The issues were widespread. In August 2015, more than 40 Chipotle customers in Minnesota were infected with Salmonella and more than 200 customers in California were struck by norovirus. Then, in October and November, E. coli affected more than 50 people in 11 states. In December, 136 individuals fell ill to a norovirus after eating at a Chipotle near the campus of Boston College and there were other, smaller E. coli incidents. At the time, the Boston episode was attributed to a sick employee according to local health officials.

A restaurateurs’ worst nightmare unfolded. One’s name on the nightly news, night after night. The need to close selected restaurants to investigate and review food handling practices. Falling store sales. A falling stock price. A tarnished brand identity. A lot was and remains at stake.

In so many public relations crises, we find that companies are slow to recognize the urgency of the situation; the affront to previously loyal customers; the stress imposed on staff now facing suspicions of “bad” behavior. Oftentimes, heedful of potential litigation or criminal charges, companies are afraid to apologize or acknowledge fault. We won’t mention names.

Fortunately, here, Chipotle has responded positively in words and deeds:

  • The firm closed affected locations and conducted an extensive investigation of what might have gone wrong, as well as a thorough review and reset of all food safety procedures and protocols.
  • Chipotle founder and co-CEO Steve Ellis formally apologized to customers during an interview on NBC’s “Today” program. Ellis also posted a lengthy Letter to Customers on the firm’s web site.
  • The firm was active on social media, keeping customers informed of the situation, while reiterating both the firm’s commitment to quality and pledge to do even better. This included a Food Safety Update and FAQ on the firm’s website.
  • Chipotle closed all locations for a day to review food safety company-wide.

In short, Chipotle got out in front of the crisis, communicated forthrightly to appropriate audiences, and understood and took advantage of today’s instant communications. The goals were clear: safer food and restore the tarnished brand.

The firm’s financials did take a hit, at least in the short-term. The once high-flying stock’s share price dropped. The firm reported decreases in revenue of 6.8 percent and comparable store sales of 14.6 percent for the fourth quarter of 2015 compared to the fourth quarter of the previous year.

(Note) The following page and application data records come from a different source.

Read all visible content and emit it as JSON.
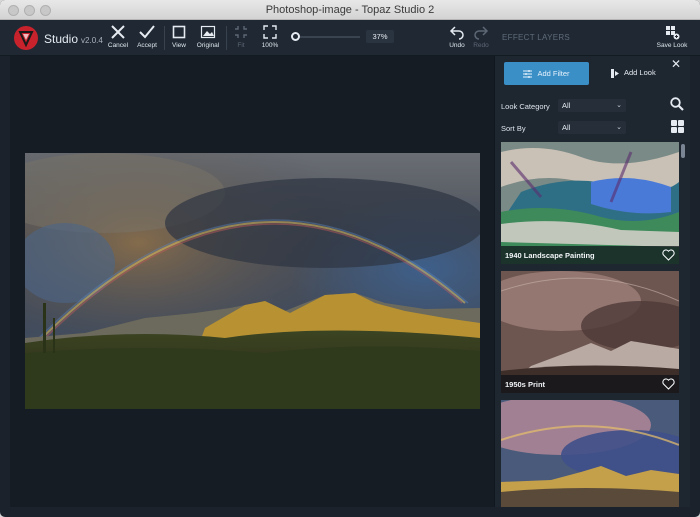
{
  "window": {
    "title": "Photoshop-image - Topaz Studio 2"
  },
  "app": {
    "name": "Studio",
    "version": "v2.0.4"
  },
  "toolbar": {
    "cancel": "Cancel",
    "accept": "Accept",
    "view": "View",
    "original": "Original",
    "fit": "Fit",
    "zoom100": "100%",
    "zoom_value": "37%",
    "undo": "Undo",
    "redo": "Redo",
    "save_look": "Save Look"
  },
  "panel": {
    "title": "EFFECT LAYERS",
    "add_filter": "Add Filter",
    "add_look": "Add Look",
    "look_category_label": "Look Category",
    "look_category_value": "All",
    "sort_by_label": "Sort By",
    "sort_by_value": "All",
    "looks": [
      {
        "name": "1940 Landscape Painting"
      },
      {
        "name": "1950s Print"
      },
      {
        "name": ""
      }
    ]
  },
  "colors": {
    "accent": "#3b8fc7",
    "logo": "#c8232c",
    "background": "#1b222c"
  }
}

Interestingly, the CDC has completed its investigation of the E. coli outbreaks without identifying the cause, which likely reflects the complexity of our modern food chain.

The company is still facing potential lawsuits and, in January 2016, received notice of a federal criminal probe of the California norovirus cases. But, for now, the worst seems to be over.

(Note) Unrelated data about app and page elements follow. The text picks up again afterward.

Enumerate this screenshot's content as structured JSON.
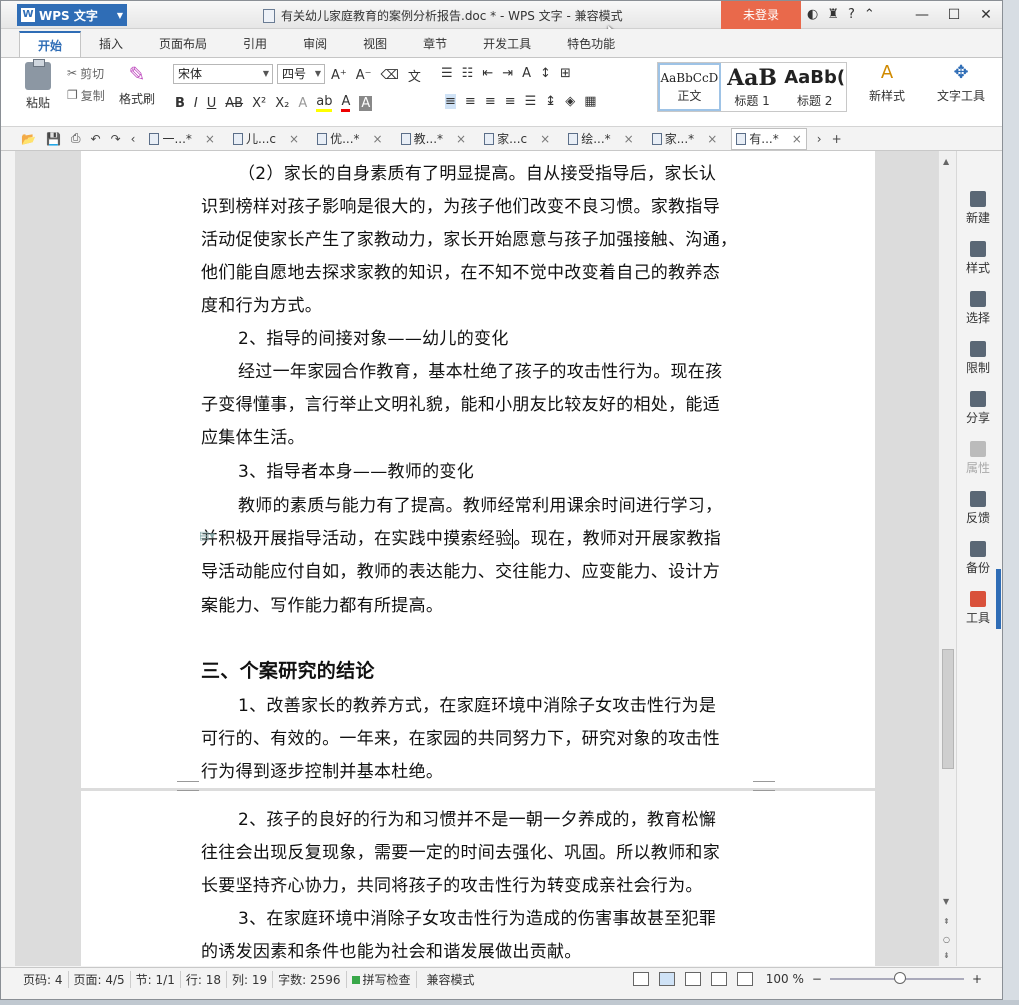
{
  "app": {
    "name": "WPS 文字",
    "title": "有关幼儿家庭教育的案例分析报告.doc * - WPS 文字 - 兼容模式",
    "login": "未登录"
  },
  "tabs": [
    "开始",
    "插入",
    "页面布局",
    "引用",
    "审阅",
    "视图",
    "章节",
    "开发工具",
    "特色功能"
  ],
  "ribbon": {
    "paste": "粘贴",
    "cut": "剪切",
    "copy": "复制",
    "format_painter": "格式刷",
    "font": "宋体",
    "size": "四号",
    "styles": [
      {
        "preview": "AaBbCcD",
        "label": "正文"
      },
      {
        "preview": "AaB",
        "label": "标题 1"
      },
      {
        "preview": "AaBb(",
        "label": "标题 2"
      }
    ],
    "new_style": "新样式",
    "text_tools": "文字工具"
  },
  "doc_tabs": [
    "一...*",
    "儿...c",
    "优...*",
    "教...*",
    "家...c",
    "绘...*",
    "家...*",
    "有...*"
  ],
  "content": {
    "p1": [
      "（2）家长的自身素质有了明显提高。自从接受指导后，家长认",
      "识到榜样对孩子影响是很大的，为孩子他们改变不良习惯。家教指导",
      "活动促使家长产生了家教动力，家长开始愿意与孩子加强接触、沟通，",
      "他们能自愿地去探求家教的知识，在不知不觉中改变着自己的教养态",
      "度和行为方式。"
    ],
    "h2": "2、指导的间接对象——幼儿的变化",
    "p2": [
      "经过一年家园合作教育，基本杜绝了孩子的攻击性行为。现在孩",
      "子变得懂事，言行举止文明礼貌，能和小朋友比较友好的相处，能适",
      "应集体生活。"
    ],
    "h3": "3、指导者本身——教师的变化",
    "p3a": "教师的素质与能力有了提高。教师经常利用课余时间进行学习，",
    "p3b_pre": "并积极开展指导活动，在实践中摸索经验",
    "p3b_post": "。现在，教师对开展家教指",
    "p3c": [
      "导活动能应付自如，教师的表达能力、交往能力、应变能力、设计方",
      "案能力、写作能力都有所提高。"
    ],
    "section": "三、个案研究的结论",
    "c1": [
      "1、改善家长的教养方式，在家庭环境中消除子女攻击性行为是",
      "可行的、有效的。一年来，在家园的共同努力下，研究对象的攻击性",
      "行为得到逐步控制并基本杜绝。"
    ],
    "c2": [
      "2、孩子的良好的行为和习惯并不是一朝一夕养成的，教育松懈",
      "往往会出现反复现象，需要一定的时间去强化、巩固。所以教师和家",
      "长要坚持齐心协力，共同将孩子的攻击性行为转变成亲社会行为。"
    ],
    "c3": [
      "3、在家庭环境中消除子女攻击性行为造成的伤害事故甚至犯罪",
      "的诱发因素和条件也能为社会和谐发展做出贡献。"
    ]
  },
  "right_panel": [
    "新建",
    "样式",
    "选择",
    "限制",
    "分享",
    "属性",
    "反馈",
    "备份",
    "工具"
  ],
  "status": {
    "page": "页码: 4",
    "pages": "页面: 4/5",
    "section": "节: 1/1",
    "row": "行: 18",
    "col": "列: 19",
    "words": "字数: 2596",
    "spell": "拼写检查",
    "mode": "兼容模式",
    "zoom": "100 %"
  }
}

I suspect those in the food industry who are reading this article, collectively, can identify with Chipotle’s misfortunes. An employee might have slipped up. Or an aggressive reporter might have misinterpreted a health department sanitation report. Or in a contemplative moment, you might have broken into a cold sweat just thinking about the processor down the block, the five-star hotel up the road or the restaurant chain on the corner and thought that it could just have easily been you.

As Chipotle found out, carelessness—yours or a vendor’s—could wipe out years of hard work, goodwill and cleanliness.

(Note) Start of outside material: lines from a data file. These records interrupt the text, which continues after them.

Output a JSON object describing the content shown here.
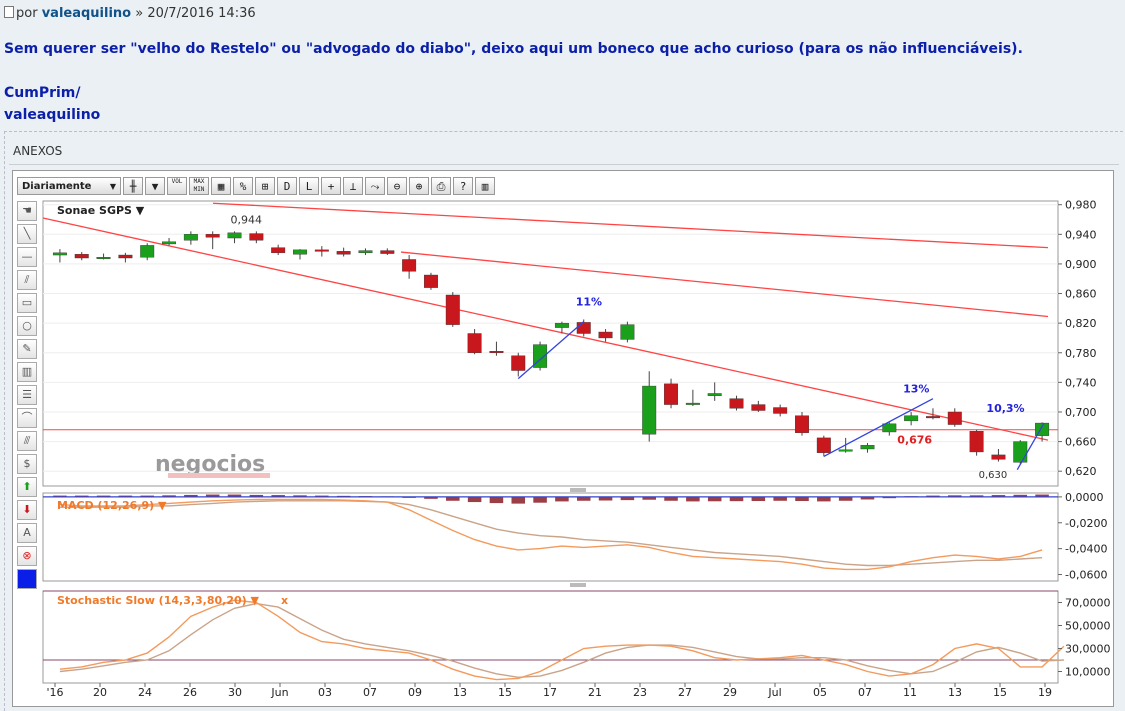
{
  "post": {
    "prefix": "por",
    "author": "valeaquilino",
    "separator": "»",
    "datetime": "20/7/2016 14:36",
    "body": "Sem querer ser \"velho do Restelo\" ou \"advogado do diabo\", deixo aqui um boneco que acho curioso (para os não influenciáveis).",
    "signature": [
      "CumPrim/",
      "valeaquilino"
    ]
  },
  "attachments": {
    "label": "ANEXOS"
  },
  "chart": {
    "toolbar": {
      "period": "Diariamente",
      "buttons": [
        "candles-icon",
        "▼",
        "VOL",
        "MAX MIN",
        "grid-icon",
        "%",
        "compare-icon",
        "D",
        "L",
        "+",
        "crosshair-icon",
        "zoom-fit-icon",
        "zoom-out-icon",
        "zoom-in-icon",
        "print-icon",
        "?",
        "book-icon"
      ]
    },
    "side_tools": [
      "hand-icon",
      "line-icon",
      "hline-icon",
      "channel-icon",
      "rect-icon",
      "circle-icon",
      "pen-icon",
      "fibo-icon",
      "grid2-icon",
      "arc-icon",
      "parallel-icon",
      "dollar-icon",
      "up-arrow-icon",
      "down-arrow-icon",
      "A",
      "delete-icon",
      "color-icon"
    ],
    "watermark": "negocios",
    "symbol": "Sonae SGPS ▼",
    "macd_label": "MACD (12,26,9) ▼",
    "stoch_label": "Stochastic Slow (14,3,3,80,20) ▼",
    "stoch_close": "x",
    "colors": {
      "up": "#1aa01a",
      "down": "#c8171d",
      "trend": "#ff4444",
      "annot": "#2222dd",
      "macd_line": "#f39a5c",
      "signal_line": "#c9a48a",
      "stoch_k": "#f39a5c",
      "stoch_d": "#c9a48a"
    }
  },
  "chart_data": {
    "type": "candlestick",
    "price_axis": {
      "ticks": [
        "0,980",
        "0,940",
        "0,900",
        "0,860",
        "0,820",
        "0,780",
        "0,740",
        "0,700",
        "0,660",
        "0,620"
      ],
      "range": [
        0.6,
        0.985
      ]
    },
    "macd_axis": {
      "ticks": [
        "0,0000",
        "-0,0200",
        "-0,0400",
        "-0,0600"
      ],
      "range": [
        -0.065,
        0.003
      ]
    },
    "stoch_axis": {
      "ticks": [
        "70,0000",
        "50,0000",
        "30,0000",
        "10,0000"
      ],
      "range": [
        0,
        80
      ]
    },
    "x_labels": [
      "'16",
      "20",
      "24",
      "26",
      "30",
      "Jun",
      "03",
      "07",
      "09",
      "13",
      "15",
      "17",
      "21",
      "23",
      "27",
      "29",
      "Jul",
      "05",
      "07",
      "11",
      "13",
      "15",
      "19"
    ],
    "candles": [
      {
        "o": 0.912,
        "h": 0.92,
        "l": 0.902,
        "c": 0.915
      },
      {
        "o": 0.913,
        "h": 0.916,
        "l": 0.905,
        "c": 0.908
      },
      {
        "o": 0.908,
        "h": 0.914,
        "l": 0.906,
        "c": 0.909
      },
      {
        "o": 0.912,
        "h": 0.915,
        "l": 0.902,
        "c": 0.908
      },
      {
        "o": 0.909,
        "h": 0.928,
        "l": 0.905,
        "c": 0.925
      },
      {
        "o": 0.927,
        "h": 0.935,
        "l": 0.925,
        "c": 0.93
      },
      {
        "o": 0.932,
        "h": 0.944,
        "l": 0.926,
        "c": 0.94
      },
      {
        "o": 0.94,
        "h": 0.944,
        "l": 0.92,
        "c": 0.936
      },
      {
        "o": 0.935,
        "h": 0.944,
        "l": 0.928,
        "c": 0.942
      },
      {
        "o": 0.941,
        "h": 0.944,
        "l": 0.928,
        "c": 0.932
      },
      {
        "o": 0.922,
        "h": 0.926,
        "l": 0.912,
        "c": 0.915
      },
      {
        "o": 0.913,
        "h": 0.92,
        "l": 0.906,
        "c": 0.919
      },
      {
        "o": 0.919,
        "h": 0.924,
        "l": 0.91,
        "c": 0.917
      },
      {
        "o": 0.917,
        "h": 0.922,
        "l": 0.91,
        "c": 0.913
      },
      {
        "o": 0.915,
        "h": 0.921,
        "l": 0.912,
        "c": 0.918
      },
      {
        "o": 0.918,
        "h": 0.921,
        "l": 0.912,
        "c": 0.914
      },
      {
        "o": 0.906,
        "h": 0.912,
        "l": 0.88,
        "c": 0.89
      },
      {
        "o": 0.885,
        "h": 0.888,
        "l": 0.865,
        "c": 0.868
      },
      {
        "o": 0.858,
        "h": 0.862,
        "l": 0.815,
        "c": 0.818
      },
      {
        "o": 0.806,
        "h": 0.812,
        "l": 0.778,
        "c": 0.78
      },
      {
        "o": 0.782,
        "h": 0.795,
        "l": 0.776,
        "c": 0.78
      },
      {
        "o": 0.776,
        "h": 0.78,
        "l": 0.748,
        "c": 0.756
      },
      {
        "o": 0.76,
        "h": 0.795,
        "l": 0.756,
        "c": 0.791
      },
      {
        "o": 0.814,
        "h": 0.822,
        "l": 0.806,
        "c": 0.82
      },
      {
        "o": 0.821,
        "h": 0.825,
        "l": 0.802,
        "c": 0.806
      },
      {
        "o": 0.808,
        "h": 0.812,
        "l": 0.795,
        "c": 0.8
      },
      {
        "o": 0.798,
        "h": 0.822,
        "l": 0.794,
        "c": 0.818
      },
      {
        "o": 0.67,
        "h": 0.755,
        "l": 0.66,
        "c": 0.735
      },
      {
        "o": 0.738,
        "h": 0.745,
        "l": 0.705,
        "c": 0.71
      },
      {
        "o": 0.712,
        "h": 0.73,
        "l": 0.708,
        "c": 0.712
      },
      {
        "o": 0.722,
        "h": 0.74,
        "l": 0.715,
        "c": 0.725
      },
      {
        "o": 0.718,
        "h": 0.722,
        "l": 0.702,
        "c": 0.705
      },
      {
        "o": 0.71,
        "h": 0.715,
        "l": 0.7,
        "c": 0.702
      },
      {
        "o": 0.706,
        "h": 0.71,
        "l": 0.694,
        "c": 0.698
      },
      {
        "o": 0.695,
        "h": 0.7,
        "l": 0.668,
        "c": 0.672
      },
      {
        "o": 0.665,
        "h": 0.668,
        "l": 0.64,
        "c": 0.645
      },
      {
        "o": 0.648,
        "h": 0.665,
        "l": 0.645,
        "c": 0.649
      },
      {
        "o": 0.65,
        "h": 0.658,
        "l": 0.645,
        "c": 0.655
      },
      {
        "o": 0.673,
        "h": 0.686,
        "l": 0.668,
        "c": 0.684
      },
      {
        "o": 0.688,
        "h": 0.7,
        "l": 0.682,
        "c": 0.695
      },
      {
        "o": 0.694,
        "h": 0.705,
        "l": 0.69,
        "c": 0.693
      },
      {
        "o": 0.7,
        "h": 0.705,
        "l": 0.68,
        "c": 0.683
      },
      {
        "o": 0.674,
        "h": 0.676,
        "l": 0.641,
        "c": 0.646
      },
      {
        "o": 0.642,
        "h": 0.65,
        "l": 0.633,
        "c": 0.636
      },
      {
        "o": 0.632,
        "h": 0.662,
        "l": 0.63,
        "c": 0.66
      },
      {
        "o": 0.668,
        "h": 0.686,
        "l": 0.66,
        "c": 0.685
      }
    ],
    "annotations": [
      {
        "text": "0,944",
        "color": "dark"
      },
      {
        "text": "11%",
        "color": "blue"
      },
      {
        "text": "13%",
        "color": "blue"
      },
      {
        "text": "10,3%",
        "color": "blue"
      },
      {
        "text": "0,676",
        "color": "red"
      },
      {
        "text": "0,630",
        "color": "dark"
      }
    ],
    "macd_hist": [
      0.001,
      0.001,
      0.001,
      0.001,
      0.001,
      0.0012,
      0.0015,
      0.0018,
      0.0018,
      0.0015,
      0.0014,
      0.0012,
      0.001,
      0.0008,
      0.0006,
      0.0004,
      -0.0005,
      -0.0015,
      -0.003,
      -0.004,
      -0.0048,
      -0.0052,
      -0.0045,
      -0.0035,
      -0.003,
      -0.0028,
      -0.0025,
      -0.0022,
      -0.003,
      -0.0035,
      -0.0034,
      -0.0033,
      -0.0032,
      -0.003,
      -0.0032,
      -0.0035,
      -0.003,
      -0.002,
      -0.001,
      0.0005,
      0.001,
      0.0012,
      0.0012,
      0.0014,
      0.0016,
      0.0018
    ],
    "macd_line": [
      -0.006,
      -0.007,
      -0.007,
      -0.007,
      -0.006,
      -0.005,
      -0.004,
      -0.003,
      -0.0025,
      -0.002,
      -0.002,
      -0.002,
      -0.002,
      -0.0025,
      -0.003,
      -0.004,
      -0.01,
      -0.018,
      -0.026,
      -0.033,
      -0.038,
      -0.041,
      -0.04,
      -0.038,
      -0.039,
      -0.038,
      -0.037,
      -0.039,
      -0.043,
      -0.046,
      -0.047,
      -0.048,
      -0.049,
      -0.05,
      -0.052,
      -0.055,
      -0.056,
      -0.056,
      -0.054,
      -0.05,
      -0.047,
      -0.045,
      -0.046,
      -0.048,
      -0.046,
      -0.041
    ],
    "signal_line": [
      -0.008,
      -0.008,
      -0.008,
      -0.008,
      -0.007,
      -0.007,
      -0.006,
      -0.005,
      -0.004,
      -0.0035,
      -0.003,
      -0.003,
      -0.003,
      -0.003,
      -0.0035,
      -0.004,
      -0.006,
      -0.01,
      -0.015,
      -0.02,
      -0.025,
      -0.028,
      -0.03,
      -0.031,
      -0.033,
      -0.034,
      -0.035,
      -0.037,
      -0.039,
      -0.041,
      -0.043,
      -0.044,
      -0.045,
      -0.046,
      -0.048,
      -0.05,
      -0.052,
      -0.053,
      -0.053,
      -0.052,
      -0.051,
      -0.05,
      -0.049,
      -0.049,
      -0.048,
      -0.047
    ],
    "stoch_k": [
      12,
      14,
      18,
      20,
      26,
      40,
      58,
      66,
      72,
      70,
      58,
      44,
      36,
      34,
      30,
      28,
      26,
      20,
      12,
      6,
      3,
      4,
      10,
      20,
      30,
      32,
      33,
      33,
      32,
      28,
      22,
      20,
      21,
      22,
      24,
      20,
      16,
      10,
      6,
      8,
      16,
      30,
      34,
      30,
      14,
      14,
      32
    ],
    "stoch_d": [
      10,
      12,
      15,
      18,
      20,
      28,
      42,
      55,
      65,
      69,
      66,
      56,
      46,
      38,
      34,
      31,
      28,
      24,
      19,
      13,
      8,
      5,
      6,
      11,
      18,
      26,
      31,
      33,
      33,
      31,
      27,
      23,
      21,
      21,
      22,
      22,
      20,
      15,
      11,
      8,
      10,
      18,
      27,
      31,
      26,
      19,
      20
    ],
    "stoch_levels": [
      80,
      20
    ]
  }
}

As we counsel our clients in the food, beverage and hospitality industries, the key is to have a preventive crisis communications plan in place. Should the unfortunate happen, you can respond promptly, with clarity and confidence.